It’s getting difficult and slinking toward impossible to defend the Affordable Care Act. The latest blow to Democratic candidates, liberal activists, and naïve columnists like me came Monday from the White House, which announced yet another delay in the Obamacare implementation.
Not coincidentally, the delays punt implementation beyond congressional elections in November, which raises the first problem with defending Obamacare: The White House has politicized its signature policy.
The win-at-all-cost mentality helped create a culture in which a partisan-line vote was deemed sufficient for passing transcendent legislation. It spurred advisers to develop a dishonest talking point—”If you like your health plan, you’ll be able to keep your health plan.” And political expediency led Obama to repeat the line, over and over and over again, when he knew, or should have known, it was false.
Defending the ACA became painfully harder when online insurance markets were launched from a multibillion-dollar website that didn’t work, when autopsies on the administration’s actions revealed an epidemic of incompetence that began in the Oval Office and ended with no accountability.
Then officials started fudging numbers and massaging facts to promote implementation, nothing illegal or even extraordinary for this era of spin. But they did more damage to the credibility of ACA advocates.

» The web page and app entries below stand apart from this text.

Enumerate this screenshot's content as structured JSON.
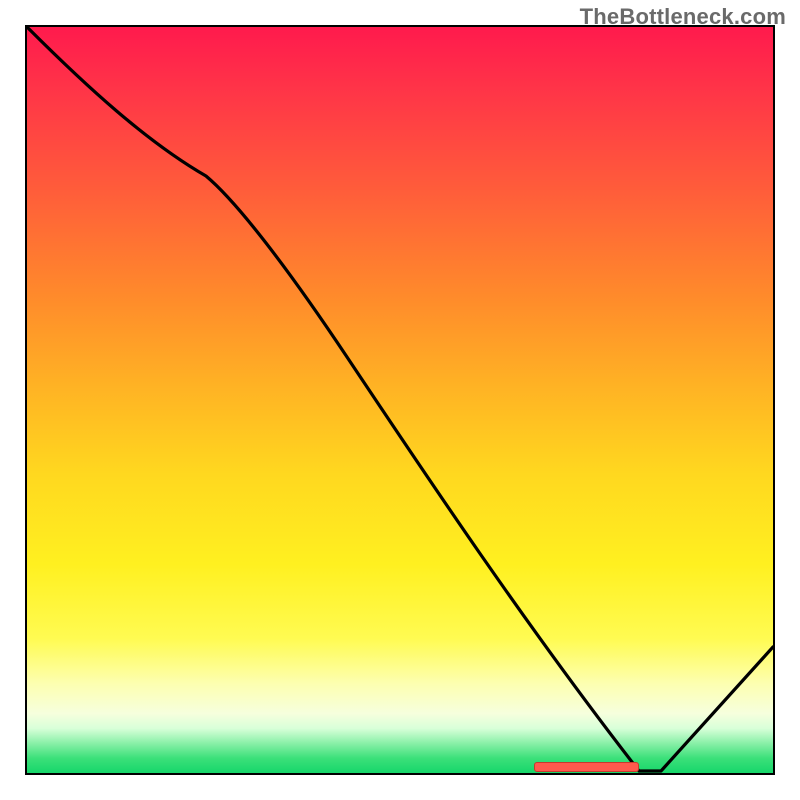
{
  "watermark": "TheBottleneck.com",
  "chart_data": {
    "type": "line",
    "title": "",
    "xlabel": "",
    "ylabel": "",
    "x": [
      0,
      24,
      82,
      85,
      100
    ],
    "y": [
      100,
      80,
      0,
      0,
      17
    ],
    "xlim": [
      0,
      100
    ],
    "ylim": [
      0,
      100
    ],
    "marker": {
      "x_start": 68,
      "x_end": 82,
      "y": 0
    },
    "annotations": [
      "TheBottleneck.com"
    ],
    "background": "vertical-gradient red→orange→yellow→pale→green",
    "grid": false,
    "legend": false
  },
  "colors": {
    "curve": "#000000",
    "border": "#000000",
    "marker_fill": "#ff5a4d",
    "marker_border": "#c63a2e",
    "watermark": "#6a6a6a",
    "gradient_top": "#ff1a4d",
    "gradient_bottom": "#16d66a"
  }
}
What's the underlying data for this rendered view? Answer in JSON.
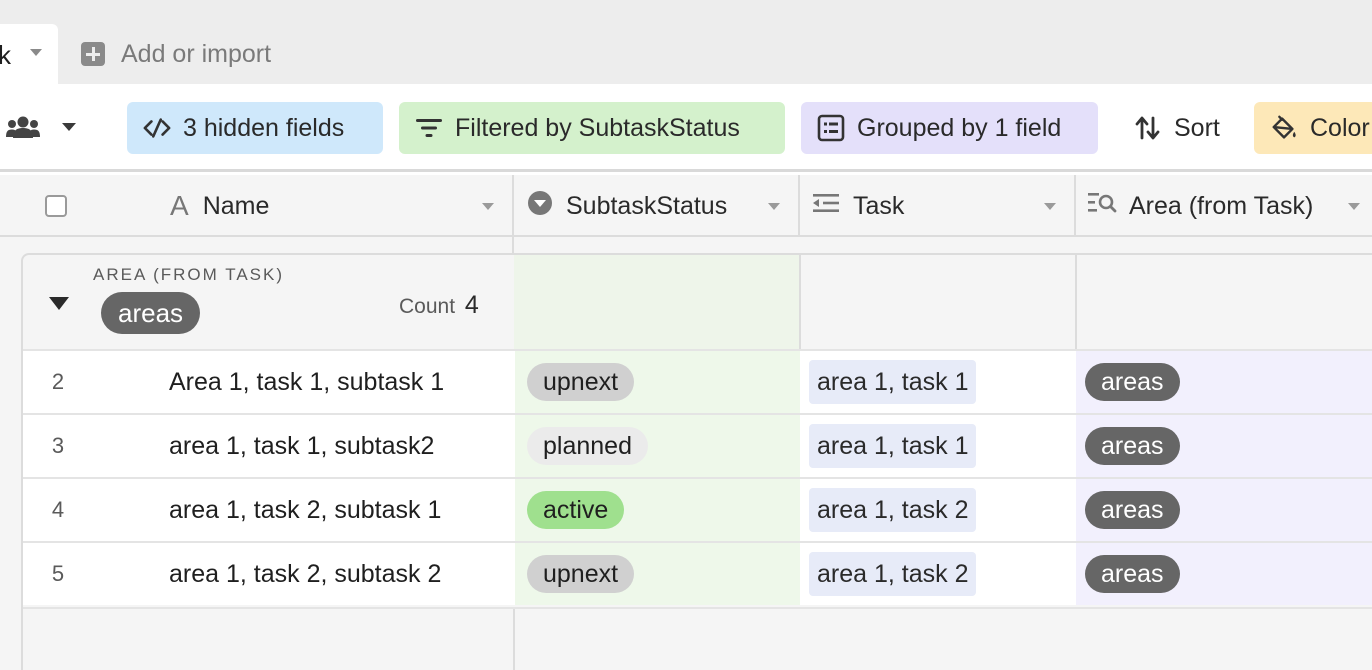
{
  "tabbar": {
    "active_tab_label": "k",
    "add_label": "Add or import"
  },
  "viewbar": {
    "hidden_fields": "3 hidden fields",
    "filter": "Filtered by SubtaskStatus",
    "group": "Grouped by 1 field",
    "sort": "Sort",
    "color": "Color"
  },
  "columns": {
    "name": "Name",
    "status": "SubtaskStatus",
    "task": "Task",
    "area": "Area (from Task)"
  },
  "group": {
    "label": "AREA (FROM TASK)",
    "value": "areas",
    "count_label": "Count",
    "count_value": "4"
  },
  "rows": [
    {
      "num": "2",
      "name": "Area 1, task 1, subtask 1",
      "status": "upnext",
      "task": "area 1, task 1",
      "area": "areas"
    },
    {
      "num": "3",
      "name": "area 1, task 1, subtask2",
      "status": "planned",
      "task": "area 1, task 1",
      "area": "areas"
    },
    {
      "num": "4",
      "name": "area 1, task 2, subtask 1",
      "status": "active",
      "task": "area 1, task 2",
      "area": "areas"
    },
    {
      "num": "5",
      "name": "area 1, task 2, subtask 2",
      "status": "upnext",
      "task": "area 1, task 2",
      "area": "areas"
    }
  ],
  "colors": {
    "hidden_bg": "#cfe8fb",
    "filter_bg": "#d4f1cc",
    "group_bg": "#e4e0fa",
    "color_bg": "#fde8b8",
    "status_active": "#9fe08e",
    "status_upnext": "#d0d0d0",
    "status_planned": "#ebebeb",
    "area_pill": "#666666"
  }
}
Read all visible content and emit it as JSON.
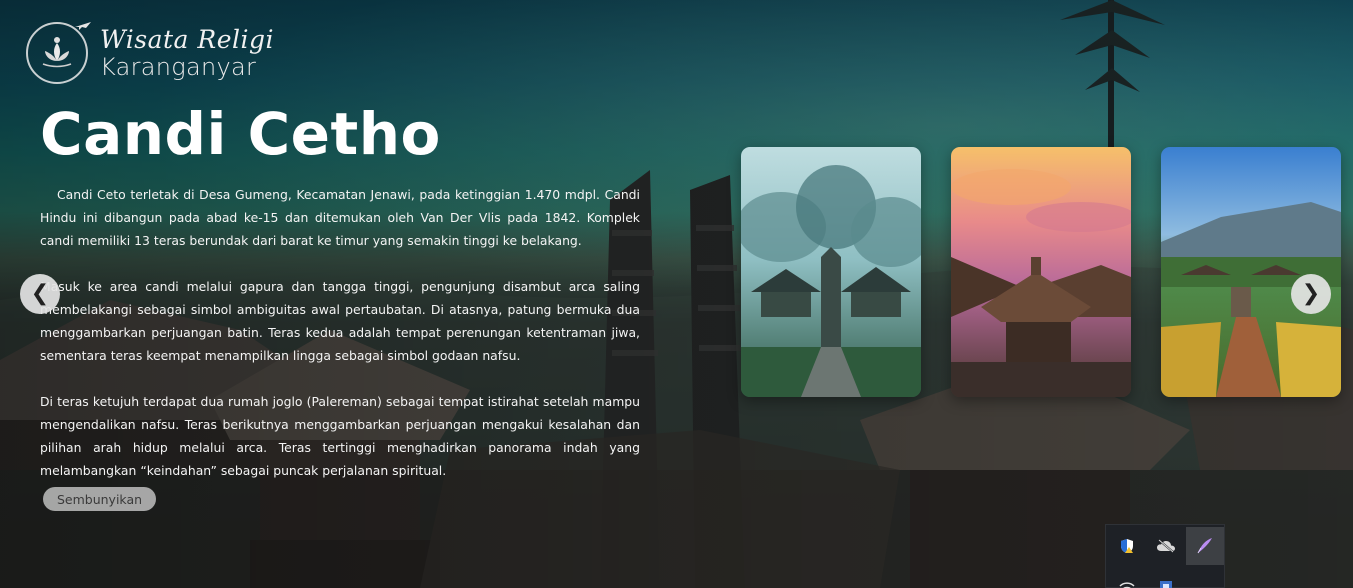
{
  "logo": {
    "line1": "Wisata Religi",
    "line2": "Karanganyar",
    "icon": "lotus-plane-icon"
  },
  "main": {
    "title": "Candi Cetho",
    "paragraphs": [
      "Candi Ceto terletak di Desa Gumeng, Kecamatan Jenawi, pada ketinggian 1.470 mdpl. Candi Hindu ini dibangun pada abad ke-15 dan ditemukan oleh Van Der Vlis pada 1842. Komplek candi memiliki 13 teras berundak dari barat ke timur yang semakin tinggi ke belakang.",
      "Masuk ke area candi melalui gapura dan tangga tinggi, pengunjung disambut arca saling membelakangi sebagai simbol ambiguitas awal pertaubatan. Di atasnya, patung bermuka dua menggambarkan perjuangan batin. Teras kedua adalah tempat perenungan ketentraman jiwa, sementara teras keempat menampilkan lingga sebagai simbol godaan nafsu.",
      "Di teras ketujuh terdapat dua rumah joglo (Palereman) sebagai tempat istirahat setelah mampu mengendalikan nafsu. Teras berikutnya menggambarkan perjuangan mengakui kesalahan dan pilihan arah hidup melalui arca. Teras tertinggi menghadirkan panorama indah yang melambangkan “keindahan” sebagai puncak perjalanan spiritual."
    ],
    "hide_button": "Sembunyikan"
  },
  "carousel": {
    "prev_label": "❮",
    "next_label": "❯",
    "cards": [
      {
        "name": "misty-temple-photo"
      },
      {
        "name": "sunset-pavilion-photo"
      },
      {
        "name": "mountain-terrace-photo"
      }
    ]
  },
  "tray": {
    "icons": [
      "shield-warning-icon",
      "cloud-offline-icon",
      "pen-icon",
      "wifi-icon",
      "app-icon"
    ]
  },
  "colors": {
    "hide_button_bg": "#bebebe",
    "nav_button_bg": "#e4e4e4",
    "tray_bg": "#1e2126"
  }
}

Advocates for a strong executive branch, including me, have given the White House a pass on its rule-making authority, because implementing such a complicated law requires flexibility. But the law may be getting stretched to the point of breaking. Think of the ACA as a game of Jenga: Adjust one piece and the rest are affected; adjust too many and it falls.